• Required action:
Say, as a bare number, how many lines of the listing contain "simple".

----------

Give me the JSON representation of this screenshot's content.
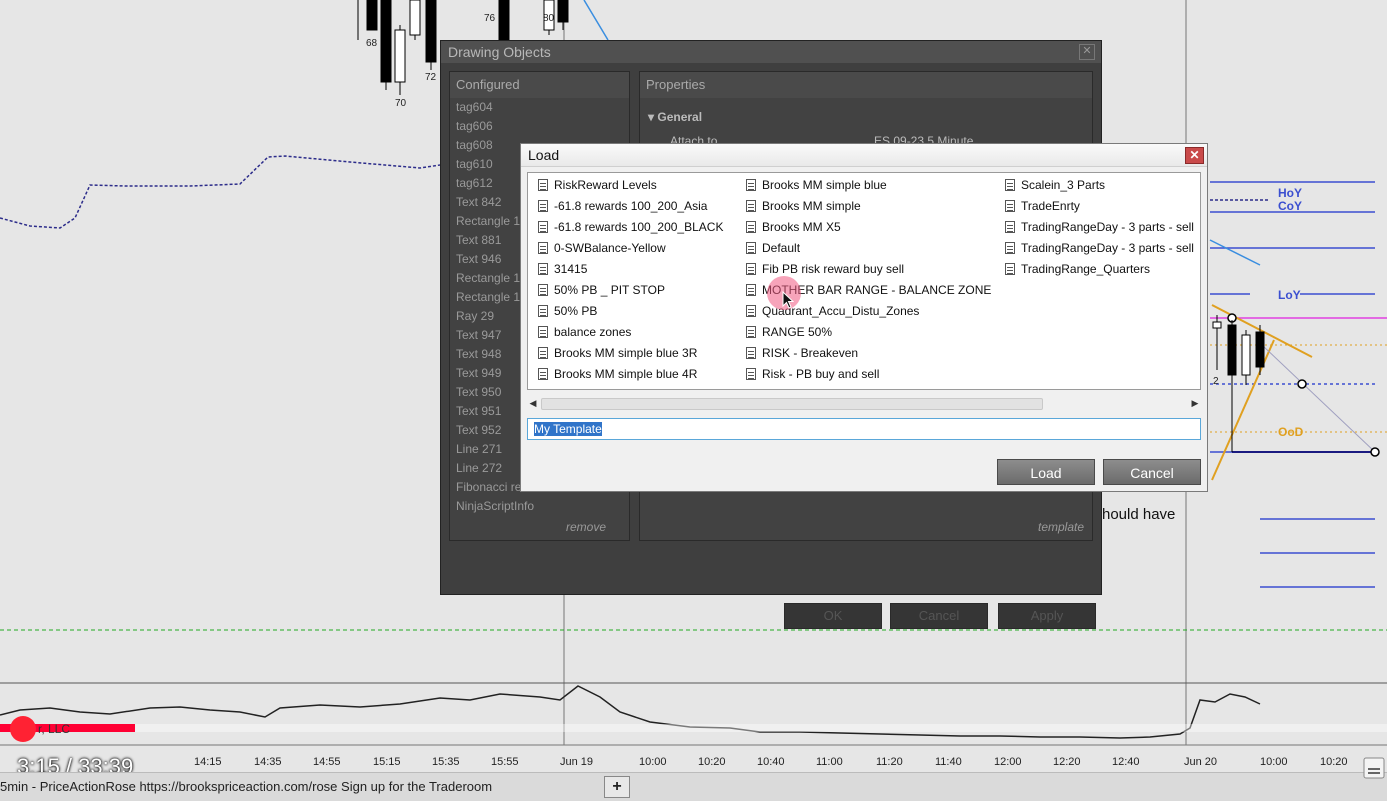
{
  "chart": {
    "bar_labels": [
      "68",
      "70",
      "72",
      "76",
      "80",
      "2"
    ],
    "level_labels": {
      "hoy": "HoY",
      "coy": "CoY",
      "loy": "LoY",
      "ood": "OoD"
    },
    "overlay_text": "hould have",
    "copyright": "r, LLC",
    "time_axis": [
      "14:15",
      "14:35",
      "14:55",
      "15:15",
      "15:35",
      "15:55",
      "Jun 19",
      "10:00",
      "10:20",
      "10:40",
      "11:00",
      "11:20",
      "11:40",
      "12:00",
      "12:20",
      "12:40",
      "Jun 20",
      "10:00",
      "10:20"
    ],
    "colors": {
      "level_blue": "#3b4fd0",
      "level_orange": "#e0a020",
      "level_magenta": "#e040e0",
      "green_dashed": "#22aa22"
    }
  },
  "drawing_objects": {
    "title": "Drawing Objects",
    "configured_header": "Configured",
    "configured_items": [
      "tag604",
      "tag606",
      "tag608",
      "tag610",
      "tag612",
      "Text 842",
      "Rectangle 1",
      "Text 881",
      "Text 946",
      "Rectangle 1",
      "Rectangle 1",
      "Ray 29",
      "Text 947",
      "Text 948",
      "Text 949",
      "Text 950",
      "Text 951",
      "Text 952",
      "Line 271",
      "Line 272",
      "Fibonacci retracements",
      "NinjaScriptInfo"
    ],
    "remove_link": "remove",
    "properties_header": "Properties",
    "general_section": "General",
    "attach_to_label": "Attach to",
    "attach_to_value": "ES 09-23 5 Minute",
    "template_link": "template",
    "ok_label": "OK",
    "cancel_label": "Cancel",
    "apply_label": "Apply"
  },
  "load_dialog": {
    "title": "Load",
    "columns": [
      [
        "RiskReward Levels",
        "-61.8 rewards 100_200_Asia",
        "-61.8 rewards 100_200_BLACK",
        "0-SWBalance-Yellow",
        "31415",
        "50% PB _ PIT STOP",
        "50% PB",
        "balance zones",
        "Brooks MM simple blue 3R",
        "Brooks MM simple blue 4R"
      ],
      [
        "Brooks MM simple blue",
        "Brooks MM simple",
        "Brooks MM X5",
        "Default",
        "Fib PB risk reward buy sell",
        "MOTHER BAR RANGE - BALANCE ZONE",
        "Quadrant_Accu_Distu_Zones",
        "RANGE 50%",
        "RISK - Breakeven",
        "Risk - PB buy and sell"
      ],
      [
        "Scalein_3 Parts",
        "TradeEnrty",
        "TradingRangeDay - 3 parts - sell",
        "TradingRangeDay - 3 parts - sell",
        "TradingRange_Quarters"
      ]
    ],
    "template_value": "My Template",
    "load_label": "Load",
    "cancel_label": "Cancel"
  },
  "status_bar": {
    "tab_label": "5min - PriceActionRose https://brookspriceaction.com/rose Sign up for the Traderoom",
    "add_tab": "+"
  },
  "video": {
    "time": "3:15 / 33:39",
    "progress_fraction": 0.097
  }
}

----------

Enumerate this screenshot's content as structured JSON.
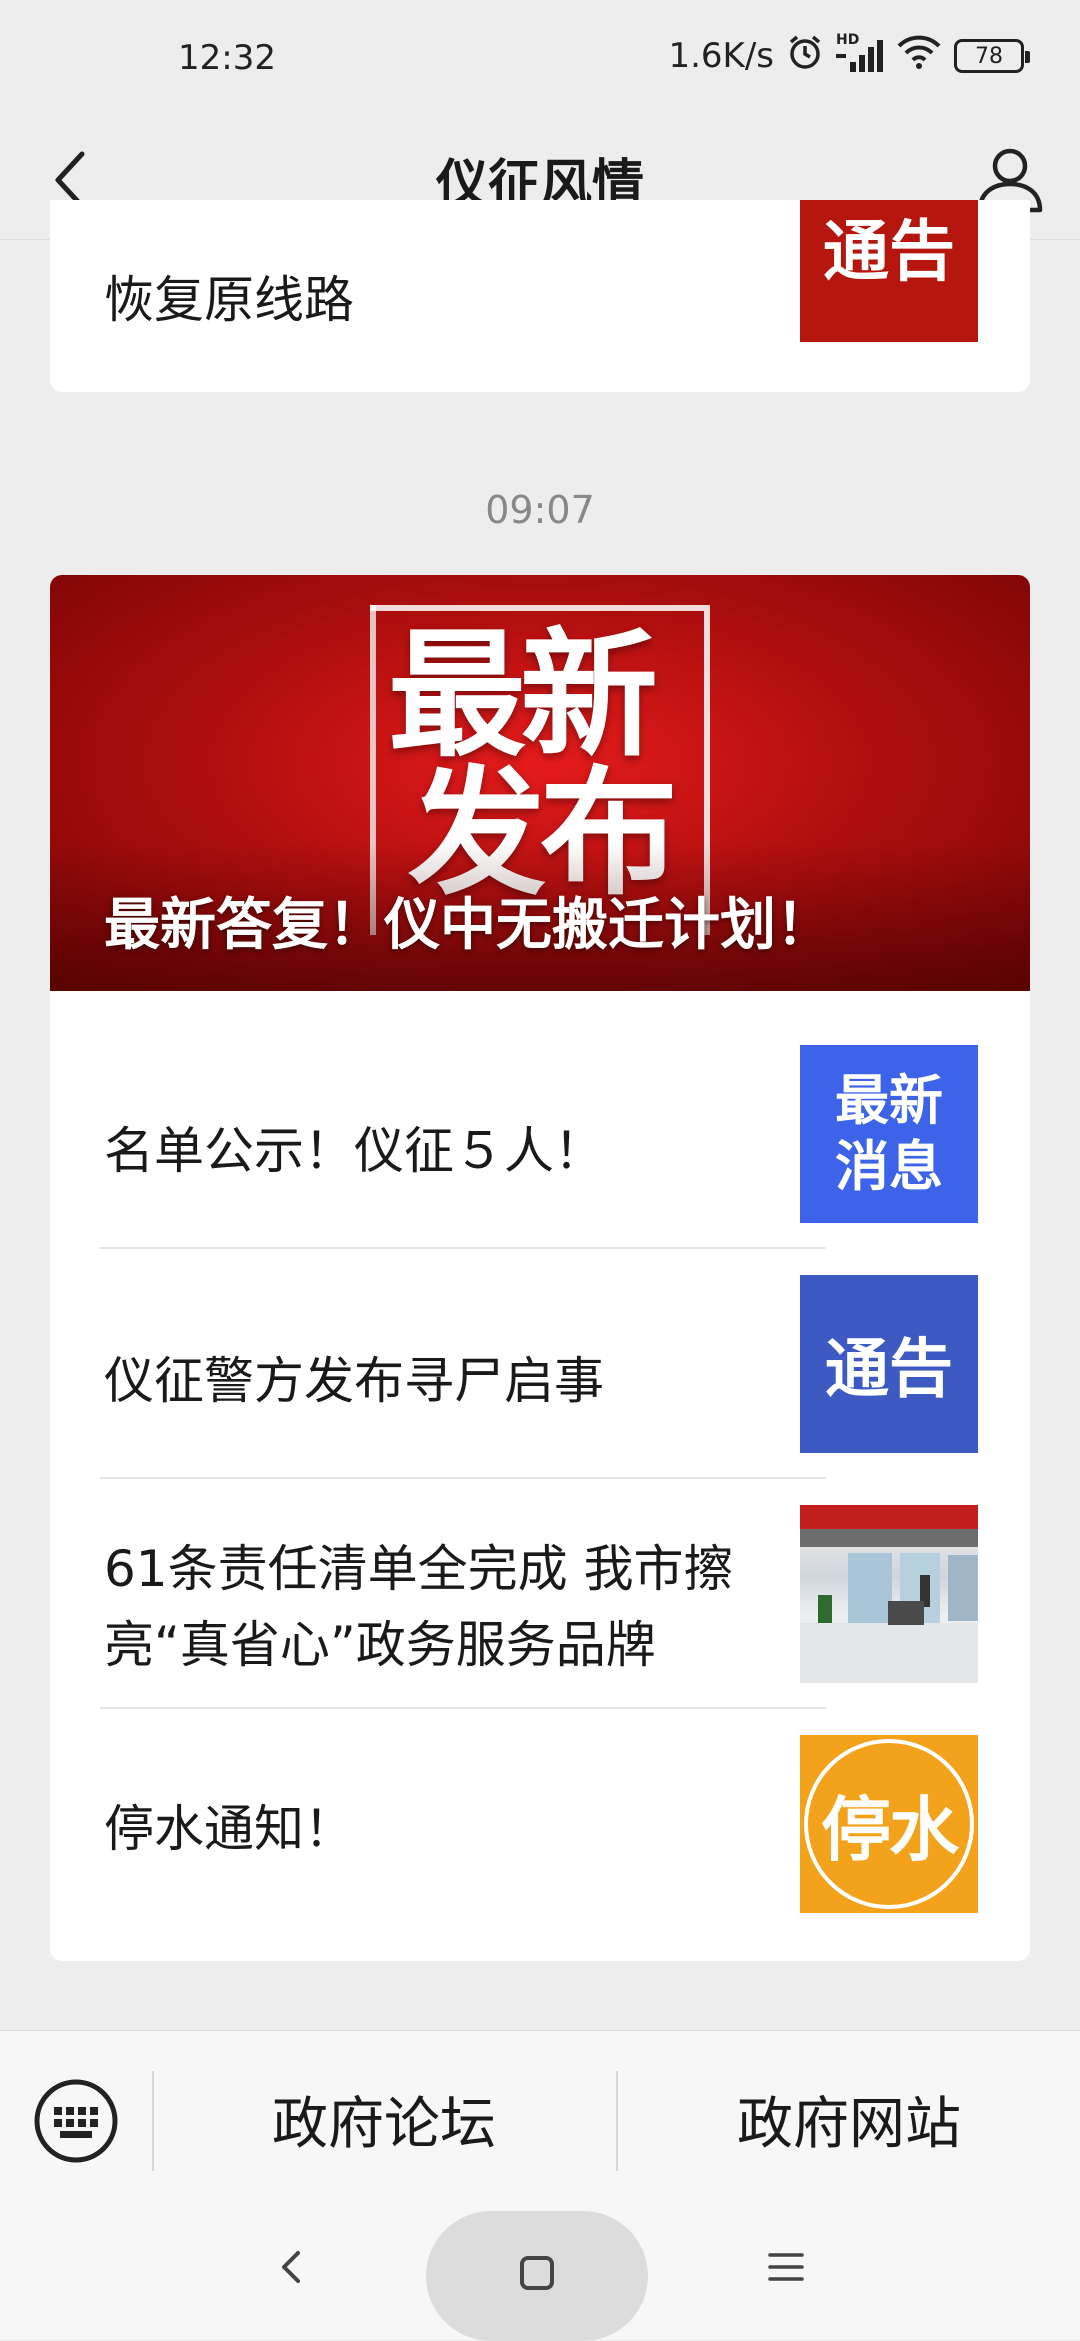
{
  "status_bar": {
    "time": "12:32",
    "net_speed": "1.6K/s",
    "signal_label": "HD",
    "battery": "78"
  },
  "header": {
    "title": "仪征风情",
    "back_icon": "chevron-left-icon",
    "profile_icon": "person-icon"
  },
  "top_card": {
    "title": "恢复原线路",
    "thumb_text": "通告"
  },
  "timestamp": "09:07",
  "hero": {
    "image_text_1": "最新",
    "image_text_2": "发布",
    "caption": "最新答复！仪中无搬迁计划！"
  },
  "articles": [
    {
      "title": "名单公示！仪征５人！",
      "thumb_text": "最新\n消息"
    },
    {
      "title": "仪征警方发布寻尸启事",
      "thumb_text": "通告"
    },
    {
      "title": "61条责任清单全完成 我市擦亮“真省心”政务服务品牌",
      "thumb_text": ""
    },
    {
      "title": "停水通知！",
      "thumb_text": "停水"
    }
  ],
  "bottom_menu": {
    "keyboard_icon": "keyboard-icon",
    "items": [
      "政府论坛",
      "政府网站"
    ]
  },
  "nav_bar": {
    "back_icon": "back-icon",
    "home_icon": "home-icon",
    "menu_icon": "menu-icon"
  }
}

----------

• Response for this exercise:
4